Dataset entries
-- -- --
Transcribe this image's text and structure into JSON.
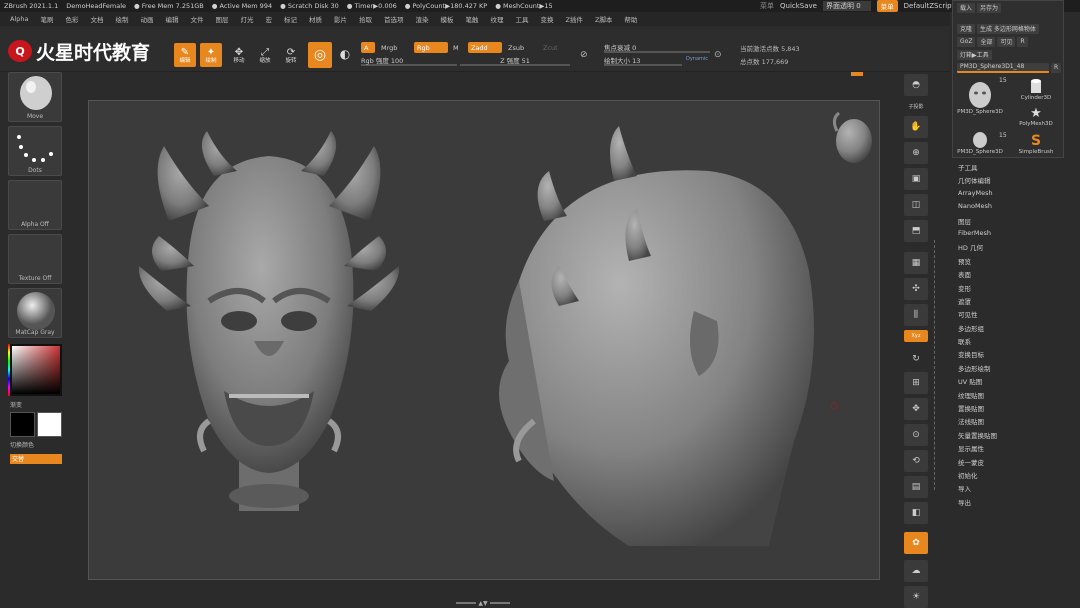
{
  "titlebar": {
    "app": "ZBrush 2021.1.1",
    "document": "DemoHeadFemale",
    "free_mem": "● Free Mem 7.251GB",
    "active_mem": "● Active Mem 994",
    "scratch_disk": "● Scratch Disk 30",
    "timer": "● Timer▶0.006",
    "polycount": "● PolyCount▶180.427 KP",
    "meshcount": "● MeshCount▶15"
  },
  "topright": {
    "label1": "菜单",
    "quicksave": "QuickSave",
    "transparency": "界面透明 0",
    "menus_btn": "菜单",
    "script": "DefaultZScript"
  },
  "menubar": [
    "Alpha",
    "笔刷",
    "色彩",
    "文档",
    "绘制",
    "动画",
    "编辑",
    "文件",
    "图层",
    "灯光",
    "宏",
    "标记",
    "材质",
    "影片",
    "拾取",
    "首选项",
    "渲染",
    "模板",
    "笔触",
    "纹理",
    "工具",
    "变换",
    "Z插件",
    "Z脚本",
    "帮助"
  ],
  "logo": {
    "mark": "Q",
    "text": "火星时代教育"
  },
  "toolbar": {
    "edit": "编辑",
    "draw": "绘制",
    "move": "移动",
    "scale": "缩放",
    "rotate": "旋转",
    "a": "A",
    "mrgb": "Mrgb",
    "rgb": "Rgb",
    "m": "M",
    "zadd": "Zadd",
    "zsub": "Zsub",
    "zcut": "Zcut",
    "rgb_intensity": "Rgb 强度 100",
    "z_intensity": "Z 强度 51",
    "focal_shift": "焦点衰减 0",
    "draw_size": "绘制大小 13",
    "dynamic": "Dynamic",
    "active_points": "当前激活点数 5,843",
    "total_points": "总点数 177,669"
  },
  "leftpanel": {
    "move": "Move",
    "dots": "Dots",
    "alpha": "Alpha Off",
    "texture": "Texture Off",
    "matcap": "MatCap Gray",
    "gradient": "渐变",
    "switch_color": "切换颜色",
    "alternate": "交替"
  },
  "rightshelf": [
    "分析",
    "子投影",
    "透视",
    "地面",
    "局部",
    "Xyz",
    "",
    "",
    "",
    "",
    "",
    "",
    "",
    "",
    "",
    ""
  ],
  "toolpanel": {
    "row1a": "载入",
    "row1b": "另存为",
    "row2a": "克隆",
    "row2b": "生成 多边形网格物体",
    "row3a": "GoZ",
    "row3b": "全部",
    "row3c": "可见",
    "row3d": "R",
    "row4a": "灯箱▶工具",
    "current_tool": "PM3D_Sphere3D1_48",
    "thumb1": "PM3D_Sphere3D",
    "thumb2": "Cylinder3D",
    "thumb3": "PolyMesh3D",
    "thumb4": "PM3D_Sphere3D",
    "thumb5": "SimpleBrush",
    "count1": "15",
    "count2": "15"
  },
  "toolmenu": [
    "子工具",
    "几何体编辑",
    "ArrayMesh",
    "NanoMesh",
    "图层",
    "FiberMesh",
    "HD 几何",
    "预览",
    "表面",
    "变形",
    "遮罩",
    "可见性",
    "多边形组",
    "联系",
    "变换目标",
    "多边形绘制",
    "UV 贴图",
    "纹理贴图",
    "置换贴图",
    "法线贴图",
    "矢量置换贴图",
    "显示属性",
    "统一蒙皮",
    "初始化",
    "导入",
    "导出"
  ],
  "colors": {
    "accent": "#e8871e",
    "viewport": "#3b3b3b",
    "panel": "#2d2d2d"
  }
}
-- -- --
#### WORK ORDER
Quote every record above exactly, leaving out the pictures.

#### TASK ANSWER
Transcribe this image's text and structure into JSON.
{
  "titlebar": {
    "app": "ZBrush 2021.1.1",
    "document": "DemoHeadFemale",
    "free_mem": "● Free Mem 7.251GB",
    "active_mem": "● Active Mem 994",
    "scratch_disk": "● Scratch Disk 30",
    "timer": "● Timer▶0.006",
    "polycount": "● PolyCount▶180.427 KP",
    "meshcount": "● MeshCount▶15"
  },
  "topright": {
    "label1": "菜单",
    "quicksave": "QuickSave",
    "transparency": "界面透明 0",
    "menus_btn": "菜单",
    "script": "DefaultZScript"
  },
  "menubar": [
    "Alpha",
    "笔刷",
    "色彩",
    "文档",
    "绘制",
    "动画",
    "编辑",
    "文件",
    "图层",
    "灯光",
    "宏",
    "标记",
    "材质",
    "影片",
    "拾取",
    "首选项",
    "渲染",
    "模板",
    "笔触",
    "纹理",
    "工具",
    "变换",
    "Z插件",
    "Z脚本",
    "帮助"
  ],
  "logo": {
    "mark": "Q",
    "text": "火星时代教育"
  },
  "toolbar": {
    "edit": "编辑",
    "draw": "绘制",
    "move": "移动",
    "scale": "缩放",
    "rotate": "旋转",
    "a": "A",
    "mrgb": "Mrgb",
    "rgb": "Rgb",
    "m": "M",
    "zadd": "Zadd",
    "zsub": "Zsub",
    "zcut": "Zcut",
    "rgb_intensity": "Rgb 强度 100",
    "z_intensity": "Z 强度 51",
    "focal_shift": "焦点衰减 0",
    "draw_size": "绘制大小 13",
    "dynamic": "Dynamic",
    "active_points": "当前激活点数 5,843",
    "total_points": "总点数 177,669"
  },
  "leftpanel": {
    "move": "Move",
    "dots": "Dots",
    "alpha": "Alpha Off",
    "texture": "Texture Off",
    "matcap": "MatCap Gray",
    "gradient": "渐变",
    "switch_color": "切换颜色",
    "alternate": "交替"
  },
  "rightshelf": [
    "分析",
    "子投影",
    "透视",
    "地面",
    "局部",
    "Xyz",
    "",
    "",
    "",
    "",
    "",
    "",
    "",
    "",
    "",
    ""
  ],
  "toolpanel": {
    "row1a": "载入",
    "row1b": "另存为",
    "row2a": "克隆",
    "row2b": "生成 多边形网格物体",
    "row3a": "GoZ",
    "row3b": "全部",
    "row3c": "可见",
    "row3d": "R",
    "row4a": "灯箱▶工具",
    "current_tool": "PM3D_Sphere3D1_48",
    "thumb1": "PM3D_Sphere3D",
    "thumb2": "Cylinder3D",
    "thumb3": "PolyMesh3D",
    "thumb4": "PM3D_Sphere3D",
    "thumb5": "SimpleBrush",
    "count1": "15",
    "count2": "15"
  },
  "toolmenu": [
    "子工具",
    "几何体编辑",
    "ArrayMesh",
    "NanoMesh",
    "图层",
    "FiberMesh",
    "HD 几何",
    "预览",
    "表面",
    "变形",
    "遮罩",
    "可见性",
    "多边形组",
    "联系",
    "变换目标",
    "多边形绘制",
    "UV 贴图",
    "纹理贴图",
    "置换贴图",
    "法线贴图",
    "矢量置换贴图",
    "显示属性",
    "统一蒙皮",
    "初始化",
    "导入",
    "导出"
  ],
  "colors": {
    "accent": "#e8871e",
    "viewport": "#3b3b3b",
    "panel": "#2d2d2d"
  }
}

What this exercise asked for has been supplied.